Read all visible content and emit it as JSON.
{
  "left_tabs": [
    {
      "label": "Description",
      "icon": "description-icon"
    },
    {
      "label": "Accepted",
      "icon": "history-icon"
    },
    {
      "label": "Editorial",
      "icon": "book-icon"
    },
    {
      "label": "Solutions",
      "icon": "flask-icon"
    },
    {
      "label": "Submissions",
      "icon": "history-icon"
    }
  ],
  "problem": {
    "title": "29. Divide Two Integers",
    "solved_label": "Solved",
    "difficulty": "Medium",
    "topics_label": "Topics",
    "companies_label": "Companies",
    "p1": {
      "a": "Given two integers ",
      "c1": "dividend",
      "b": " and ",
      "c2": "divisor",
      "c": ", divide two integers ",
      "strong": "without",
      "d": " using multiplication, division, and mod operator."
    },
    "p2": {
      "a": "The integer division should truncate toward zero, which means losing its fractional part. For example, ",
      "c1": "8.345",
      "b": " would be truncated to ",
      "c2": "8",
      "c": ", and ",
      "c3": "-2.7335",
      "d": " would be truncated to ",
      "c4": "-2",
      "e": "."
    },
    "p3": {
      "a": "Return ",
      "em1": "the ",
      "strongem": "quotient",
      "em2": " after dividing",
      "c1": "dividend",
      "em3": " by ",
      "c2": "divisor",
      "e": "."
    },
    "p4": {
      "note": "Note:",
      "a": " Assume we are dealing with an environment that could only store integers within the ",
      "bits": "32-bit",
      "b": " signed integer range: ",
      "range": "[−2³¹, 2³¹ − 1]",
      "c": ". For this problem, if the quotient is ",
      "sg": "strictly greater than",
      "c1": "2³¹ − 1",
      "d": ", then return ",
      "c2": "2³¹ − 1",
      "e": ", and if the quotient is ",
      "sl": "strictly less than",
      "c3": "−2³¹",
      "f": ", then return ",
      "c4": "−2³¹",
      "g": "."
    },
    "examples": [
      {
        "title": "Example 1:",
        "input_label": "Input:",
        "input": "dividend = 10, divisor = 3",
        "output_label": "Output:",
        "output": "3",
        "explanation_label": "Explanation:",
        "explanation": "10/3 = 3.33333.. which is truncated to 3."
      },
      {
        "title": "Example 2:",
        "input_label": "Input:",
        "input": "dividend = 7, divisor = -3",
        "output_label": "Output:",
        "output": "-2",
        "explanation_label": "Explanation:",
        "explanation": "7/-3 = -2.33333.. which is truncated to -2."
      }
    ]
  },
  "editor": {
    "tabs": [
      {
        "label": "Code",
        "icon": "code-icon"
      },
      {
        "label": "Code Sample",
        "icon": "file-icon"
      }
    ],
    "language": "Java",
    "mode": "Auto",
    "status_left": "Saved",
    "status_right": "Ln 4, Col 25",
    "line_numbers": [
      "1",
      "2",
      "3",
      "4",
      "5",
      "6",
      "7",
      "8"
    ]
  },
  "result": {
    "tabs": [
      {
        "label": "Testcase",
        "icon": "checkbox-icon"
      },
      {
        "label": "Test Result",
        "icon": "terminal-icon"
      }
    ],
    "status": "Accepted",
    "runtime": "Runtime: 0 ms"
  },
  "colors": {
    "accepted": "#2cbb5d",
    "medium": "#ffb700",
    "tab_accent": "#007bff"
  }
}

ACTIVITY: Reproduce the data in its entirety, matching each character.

SOLUTION:
Read all visible content and emit it as JSON.
{
  "left_tabs": [
    {
      "label": "Description",
      "icon": "description-icon"
    },
    {
      "label": "Accepted",
      "icon": "history-icon"
    },
    {
      "label": "Editorial",
      "icon": "book-icon"
    },
    {
      "label": "Solutions",
      "icon": "flask-icon"
    },
    {
      "label": "Submissions",
      "icon": "history-icon"
    }
  ],
  "problem": {
    "title": "29. Divide Two Integers",
    "solved_label": "Solved",
    "difficulty": "Medium",
    "topics_label": "Topics",
    "companies_label": "Companies",
    "p1": {
      "a": "Given two integers ",
      "c1": "dividend",
      "b": " and ",
      "c2": "divisor",
      "c": ", divide two integers ",
      "strong": "without",
      "d": " using multiplication, division, and mod operator."
    },
    "p2": {
      "a": "The integer division should truncate toward zero, which means losing its fractional part. For example, ",
      "c1": "8.345",
      "b": " would be truncated to ",
      "c2": "8",
      "c": ", and ",
      "c3": "-2.7335",
      "d": " would be truncated to ",
      "c4": "-2",
      "e": "."
    },
    "p3": {
      "a": "Return ",
      "em1": "the ",
      "strongem": "quotient",
      "em2": " after dividing",
      "c1": "dividend",
      "em3": " by ",
      "c2": "divisor",
      "e": "."
    },
    "p4": {
      "note": "Note:",
      "a": " Assume we are dealing with an environment that could only store integers within the ",
      "bits": "32-bit",
      "b": " signed integer range: ",
      "range": "[−2³¹, 2³¹ − 1]",
      "c": ". For this problem, if the quotient is ",
      "sg": "strictly greater than",
      "c1": "2³¹ − 1",
      "d": ", then return ",
      "c2": "2³¹ − 1",
      "e": ", and if the quotient is ",
      "sl": "strictly less than",
      "c3": "−2³¹",
      "f": ", then return ",
      "c4": "−2³¹",
      "g": "."
    },
    "examples": [
      {
        "title": "Example 1:",
        "input_label": "Input:",
        "input": "dividend = 10, divisor = 3",
        "output_label": "Output:",
        "output": "3",
        "explanation_label": "Explanation:",
        "explanation": "10/3 = 3.33333.. which is truncated to 3."
      },
      {
        "title": "Example 2:",
        "input_label": "Input:",
        "input": "dividend = 7, divisor = -3",
        "output_label": "Output:",
        "output": "-2",
        "explanation_label": "Explanation:",
        "explanation": "7/-3 = -2.33333.. which is truncated to -2."
      }
    ]
  },
  "editor": {
    "tabs": [
      {
        "label": "Code",
        "icon": "code-icon"
      },
      {
        "label": "Code Sample",
        "icon": "file-icon"
      }
    ],
    "language": "Java",
    "mode": "Auto",
    "status_left": "Saved",
    "status_right": "Ln 4, Col 25",
    "line_numbers": [
      "1",
      "2",
      "3",
      "4",
      "5",
      "6",
      "7",
      "8"
    ]
  },
  "result": {
    "tabs": [
      {
        "label": "Testcase",
        "icon": "checkbox-icon"
      },
      {
        "label": "Test Result",
        "icon": "terminal-icon"
      }
    ],
    "status": "Accepted",
    "runtime": "Runtime: 0 ms"
  },
  "colors": {
    "accepted": "#2cbb5d",
    "medium": "#ffb700",
    "tab_accent": "#007bff"
  }
}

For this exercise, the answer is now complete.